The crew still refers to the Melody building housing the Snug Harbor’s filthy motel rooms as “The Gem Stage.” And just a short stroll away is the now-deserted “Deadwood” main street, filled not long ago with hundreds of “prospectors” in Western garb.

“It’s a ghost town now,” says O’Neill of his occasional visits to the street.

The writing for the series focuses on difficult subject matter for the actors. Feature film actress De Mornay, acting in her first television series as the rough-and-tumble family matriarch, Cissy, notes, “It was a very scary act of faith, taking on this role, because David has a scary mind! But unlike that famous Jack Nicholson line, David can handle the truth, even if it’s ugly or traumatizing.”

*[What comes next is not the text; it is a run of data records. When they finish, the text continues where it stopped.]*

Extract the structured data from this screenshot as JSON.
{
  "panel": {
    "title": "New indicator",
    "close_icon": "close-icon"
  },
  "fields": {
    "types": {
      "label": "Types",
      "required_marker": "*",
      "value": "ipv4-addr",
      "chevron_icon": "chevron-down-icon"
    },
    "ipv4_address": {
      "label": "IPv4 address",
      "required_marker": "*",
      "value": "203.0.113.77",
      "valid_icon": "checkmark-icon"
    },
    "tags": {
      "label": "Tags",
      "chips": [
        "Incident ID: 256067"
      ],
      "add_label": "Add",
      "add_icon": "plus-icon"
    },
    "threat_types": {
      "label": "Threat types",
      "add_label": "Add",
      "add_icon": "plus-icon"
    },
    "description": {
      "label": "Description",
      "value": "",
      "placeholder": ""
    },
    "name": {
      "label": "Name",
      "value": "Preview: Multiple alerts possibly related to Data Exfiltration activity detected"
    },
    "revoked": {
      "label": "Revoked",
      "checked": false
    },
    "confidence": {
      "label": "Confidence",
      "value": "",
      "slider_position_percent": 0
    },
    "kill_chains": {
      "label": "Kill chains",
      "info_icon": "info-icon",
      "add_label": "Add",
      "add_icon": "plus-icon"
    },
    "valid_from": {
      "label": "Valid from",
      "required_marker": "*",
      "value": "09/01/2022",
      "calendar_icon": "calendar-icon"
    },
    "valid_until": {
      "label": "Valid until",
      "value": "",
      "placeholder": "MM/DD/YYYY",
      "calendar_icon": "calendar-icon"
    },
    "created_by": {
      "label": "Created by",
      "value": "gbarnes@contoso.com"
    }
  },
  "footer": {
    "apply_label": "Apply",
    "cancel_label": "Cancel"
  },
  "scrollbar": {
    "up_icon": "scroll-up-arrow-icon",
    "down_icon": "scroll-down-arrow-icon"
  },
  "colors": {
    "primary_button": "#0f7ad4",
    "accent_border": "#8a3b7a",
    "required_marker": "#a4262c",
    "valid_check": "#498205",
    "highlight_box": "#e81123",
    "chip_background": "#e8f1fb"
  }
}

Adds Van Holt, “It comes down to just having what I call ‘Faith In Dave.’ He says, ‘You’re going to have to trust me. Just let go, trust and surrender.”’